Australian manufacturing company C-MAC, the first worker’s co-operative under the new Australian legislation, delivering to the company’s 30 staff a direct financial stake in the business and an equal say in how it’s run, commenced trading on July 1st 2017 - International Co-operative Day .
After more than five decades of proud family ownership, from humble dirt floor factory beginnings 51 years ago in Ryde, C-MAC has achieved more than commercial success.
In 2016 C-MAC shared in Academy Award glory by helping build the fuel tanker that takes centre stage, driven hell for leather by Mad Max (Tom Hardy) and Imperator Furiosa (Charlize Theron) in Mad Max: Fury Road. Not only has C-MAC shared in the film spotlight, it has also shown its heart, lending a hand to emergency services teams sandbagging in Queensland during Cyclone Debbie. And now, in keeping with the spirit of community and business as a positive force in society, C-Mac Industries has entered a new co-operative era with a mission to preserve manufacturing skill and good jobs in Australia…
In response to the spectre of job layoffs and uncertainty, the transition to employee owned co-operative secured the future and vision for the company started by husband and wife team Cliff and Margaret McMaster in 1966. “It’s much better than closing it down,” C-Mac general manager Rob McMaster said. Preservation of his parents’ legacy hasn’t been easy, Mr McMaster said, but “the staff’s aim the whole time has been to secure their jobs. And that’s also a lot of expertise that would otherwise have disappeared.”
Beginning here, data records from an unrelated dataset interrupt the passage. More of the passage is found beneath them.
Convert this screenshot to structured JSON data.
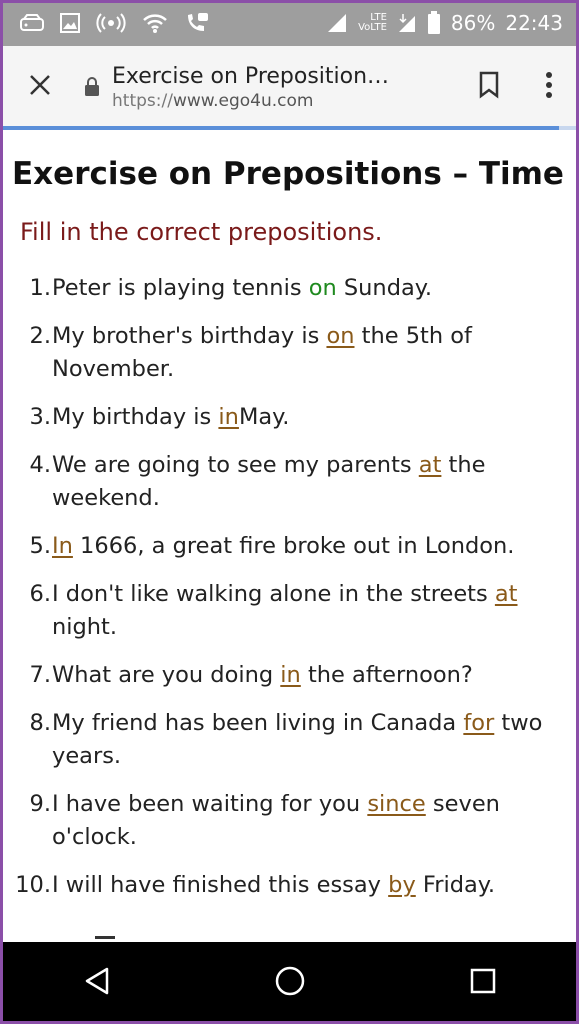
{
  "status_bar": {
    "icons": [
      "drive-icon",
      "image-icon",
      "hotspot-icon",
      "wifi-icon",
      "call-forward-icon",
      "signal-icon",
      "volte-icon",
      "lte-signal-icon",
      "battery-icon"
    ],
    "volte_label": "VoLTE",
    "lte_label": "LTE",
    "battery": "86%",
    "time": "22:43"
  },
  "browser": {
    "page_title": "Exercise on Preposition…",
    "url_scheme": "https://",
    "url_host": "www.ego4u.com",
    "load_progress": 0.965
  },
  "page": {
    "heading": "Exercise on Prepositions – Time",
    "instruction": "Fill in the correct prepositions.",
    "items": [
      {
        "num": "1.",
        "before": "Peter is playing tennis ",
        "answer": "on",
        "after": " Sunday."
      },
      {
        "num": "2.",
        "before": "My brother's birthday is ",
        "answer": "on",
        "after": " the 5th of November."
      },
      {
        "num": "3.",
        "before": "My birthday is ",
        "answer": "in",
        "after": "May."
      },
      {
        "num": "4.",
        "before": "We are going to see my parents ",
        "answer": "at",
        "after": " the weekend."
      },
      {
        "num": "5.",
        "before": "",
        "answer": "In",
        "after": " 1666, a great fire broke out in London."
      },
      {
        "num": "6.",
        "before": "I don't like walking alone in the streets ",
        "answer": "at",
        "after": " night."
      },
      {
        "num": "7.",
        "before": "What are you doing ",
        "answer": "in",
        "after": " the afternoon?"
      },
      {
        "num": "8.",
        "before": "My friend has been living in Canada ",
        "answer": "for",
        "after": " two years."
      },
      {
        "num": "9.",
        "before": "I have been waiting for you ",
        "answer": "since",
        "after": " seven o'clock."
      },
      {
        "num": "10.",
        "before": "I will have finished this essay ",
        "answer": "by",
        "after": " Friday."
      }
    ]
  },
  "colors": {
    "status_bar_bg": "#9e9e9e",
    "instruction": "#7a1a1a",
    "answer_correct": "#1f8a1f",
    "answer": "#8a5a1a",
    "progress": "#5b8fd9"
  }
}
The path to employee ownership started in 2008 when, as a family business owner, Mr McMaster realised that succession would be a challenge as there was no family to succeed him. Initially, as an alternative to closure, he came across a Federal Government program that assisted businesses restructure using an employee buy-in scheme, but a manufacturing industry downturn led to the plan falling. It did, however, introduce him to employee ownership authority Dr Anthony Jensen (Faculty of Business and Law, Newcastle University), the then general manager of the Australian Employee Buyout Centre scheme. His international research had identified the obstacles to staff ownership occurring and how these could be overcome.
Mr McMaster credits the idea of an employee co-operative solution to both Dr Jensen and “my Christian perspective on life and business,” he said. “At the start, it’s not uncommon for there to be fear and trepidation,” said accountant and business coach Frank Webb of Business Clarity in Blacktown, mediator and mentor to the C-Mac team in registering the co-operative. He said the biggest hurdle was encouraging staff to think differently. “A cultural change has to happen in the business. The staff need to start thinking of the business as their own,” he said.
Steve Grlyak, now the General Manger and previously the Factory Manager says the co-op model was perfect to secure the enterprise’s long-term future. He stated “Jobs were the motivator for the staff to overcome their reluctance of becoming entrepreneurs and step into business ownership. This brought about a Win-Win situation with the owner. It is important in this type of transition for there to be an independent arbitrator to negotiate with the owners - someone who has the confidence of the staff. It’s important the owner does not try to negotiate directly with the staff.
To aid the transition from employees to owners, Dr Jensen and Mr Webb introduced staff to principles that guide successful co-operatives including democratic control, ownership culture, networking with other co-operatives and training to become a learning organisation. Mr Webb, a keen backer of co-operatives, described employee ownership as a “terrific model that creates huge value.” Dr Jensen said research shows that employees who have been in a staff co-operative like it- they see it an important way to transform manufacturing companies.
On July 1 2017, C-Mac Industries (Aust) Pty Ltd commenced operating as C-Mac Industries (Aust) Co-operative Limited. To help C-Mac grow and pass on his experience to his once employees, now fellow owners, Mr McMaster will stay on; “I will become an employee working one day a week. It gives the customers and the staff a feeling of continuity,” he said.
The C-Mac co-operative example is a guiding light of how to establish a staff co-operative, overcome obstacles and reach the point where productivity and efficiency benefits become manifest. This leads the way to a new breed of owner-employees, meeting the market demands of agility and social relevance in the business world.
Would you like to learn what C-Mac Industries Co-operative are working through to transform the business into a "High Performing Workers Co-operative"?